A wise man is fearful and avoids evil, but a foolish man becomes angry and is confident.
This proverb calls attention to the wise man’s fear of falling prey to the evil of unrestrained anger. This fear is with him at all times and enables his forbearance despite provocation. It is contrasted with the attitude of the foolish man who blithely assumes he can safely enjoy the release that he gets from experiencing anger.
But what do you do when faced with verbal abuse by an angry person? This is addressed by the proverb in Segment 15-01 (Forbearance II). Another proverb dealing with this subject is in Segment 14-29.
Learning Mishlei
(טז) חָכָם יָרֵא וְסָר מֵרָע 
וּכְסִיל מִתְעַבֵּר וּבוֹטֵחַ:
A wise man is fearful  חָכָם יָרֵא of the consequences and avoids  וְסָר expressions of anger that he knows to be evil  מֵרָע , but a foolish man becomes angry when provoked  וּכְסִיל מִתְעַבֵּר and is sure  וּבוֹטֵחַ that he will escape any consequences.
Additional Insights
A series of insights illuminating this proverb are presented below.
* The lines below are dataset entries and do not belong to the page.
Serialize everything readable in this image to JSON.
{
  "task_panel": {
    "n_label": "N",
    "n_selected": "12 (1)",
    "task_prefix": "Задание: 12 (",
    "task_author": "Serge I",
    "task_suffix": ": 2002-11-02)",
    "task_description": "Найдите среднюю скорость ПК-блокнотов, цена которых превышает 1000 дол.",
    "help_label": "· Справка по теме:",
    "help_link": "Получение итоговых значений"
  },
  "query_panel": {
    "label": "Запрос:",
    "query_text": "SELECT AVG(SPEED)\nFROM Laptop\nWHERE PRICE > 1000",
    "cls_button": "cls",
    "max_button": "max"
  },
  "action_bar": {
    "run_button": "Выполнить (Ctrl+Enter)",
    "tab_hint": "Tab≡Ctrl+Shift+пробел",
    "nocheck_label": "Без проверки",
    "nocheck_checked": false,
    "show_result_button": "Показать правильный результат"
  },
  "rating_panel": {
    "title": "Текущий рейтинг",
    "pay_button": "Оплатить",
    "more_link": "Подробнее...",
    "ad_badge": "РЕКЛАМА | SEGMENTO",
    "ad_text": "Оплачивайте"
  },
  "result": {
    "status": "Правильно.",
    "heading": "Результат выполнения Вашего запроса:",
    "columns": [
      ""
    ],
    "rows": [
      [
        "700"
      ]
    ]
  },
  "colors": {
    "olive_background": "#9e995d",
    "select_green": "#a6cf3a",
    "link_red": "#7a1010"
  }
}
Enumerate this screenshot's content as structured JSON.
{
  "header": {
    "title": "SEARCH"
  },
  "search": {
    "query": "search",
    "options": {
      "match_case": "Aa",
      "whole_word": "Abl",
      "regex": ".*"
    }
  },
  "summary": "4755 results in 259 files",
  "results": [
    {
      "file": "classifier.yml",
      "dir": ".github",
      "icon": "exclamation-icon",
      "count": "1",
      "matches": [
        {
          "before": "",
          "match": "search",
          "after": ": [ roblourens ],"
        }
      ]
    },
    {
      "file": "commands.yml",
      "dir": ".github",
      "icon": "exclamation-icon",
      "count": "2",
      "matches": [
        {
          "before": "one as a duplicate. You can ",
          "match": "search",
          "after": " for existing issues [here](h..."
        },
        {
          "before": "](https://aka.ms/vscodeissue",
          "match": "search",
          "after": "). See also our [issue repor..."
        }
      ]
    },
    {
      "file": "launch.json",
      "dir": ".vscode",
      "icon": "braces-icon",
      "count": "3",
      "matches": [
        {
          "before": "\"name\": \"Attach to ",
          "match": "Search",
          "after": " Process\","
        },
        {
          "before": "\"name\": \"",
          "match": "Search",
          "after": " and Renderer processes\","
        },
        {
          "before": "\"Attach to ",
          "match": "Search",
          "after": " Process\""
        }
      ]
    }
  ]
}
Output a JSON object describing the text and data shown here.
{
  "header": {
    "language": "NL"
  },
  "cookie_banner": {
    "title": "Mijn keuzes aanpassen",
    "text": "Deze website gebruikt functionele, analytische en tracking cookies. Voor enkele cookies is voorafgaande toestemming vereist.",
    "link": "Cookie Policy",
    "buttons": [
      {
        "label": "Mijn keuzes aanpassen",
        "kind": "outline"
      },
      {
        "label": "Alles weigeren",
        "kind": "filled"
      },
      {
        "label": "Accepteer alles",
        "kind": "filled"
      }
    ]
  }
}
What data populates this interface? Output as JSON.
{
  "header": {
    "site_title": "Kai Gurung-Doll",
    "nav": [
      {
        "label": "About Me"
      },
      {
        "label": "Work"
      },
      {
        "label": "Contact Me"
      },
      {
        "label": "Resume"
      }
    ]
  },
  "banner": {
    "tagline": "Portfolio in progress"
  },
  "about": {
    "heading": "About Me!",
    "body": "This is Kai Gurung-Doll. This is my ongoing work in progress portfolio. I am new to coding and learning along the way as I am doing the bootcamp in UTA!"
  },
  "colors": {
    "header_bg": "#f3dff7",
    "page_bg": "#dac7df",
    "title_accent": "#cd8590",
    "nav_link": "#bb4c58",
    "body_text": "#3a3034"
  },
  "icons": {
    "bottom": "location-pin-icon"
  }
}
The numbers identifying the insights refer to the listing of sources at the end of the segment.
(1) A person’s natural instincts draw him away from morality. Therefore he needs the fear of Hashem as a framework to prevent from acting against his Creator’s will.
(2) The wise man knows that even if he is free of bad middos, he must continually be on guard because there may come time when a special sensitivity or concern is provoked and he will unable to resist acting on it.
(3) The wiser a person is, the greater will be his fear of sin, for the greater is he aware of the pifalls in ordinary behavior that lead to sin. He therefore uses the power of his wisdom to develop ways of resisting temptation.
(4) The wise man avoids evil with all his power but continues to be afraid that he will accidentally stray and fall short of his duty. In contrast, the fool does not avoid evil, but continues to trust that nothing bad will happen to him.
(5) The wise man avoids mocking or belittling any person, even one who seems powerless, because there is no individual who does not have his hour. Perhaps that individual will find this moment to take his revenge. The fool allows himself the luxury of being angry with his fellow, thinking that his victim will never be able to stand up to him.
Sources
The primary sources used for the additional insights illuminating this segment are listed below.
(1) - מלבי"ם
(2) - אור יחזקאל
(3) - מליץ יושר
(4) - רבינו יונה
(5) - הגר"א, רלב"ג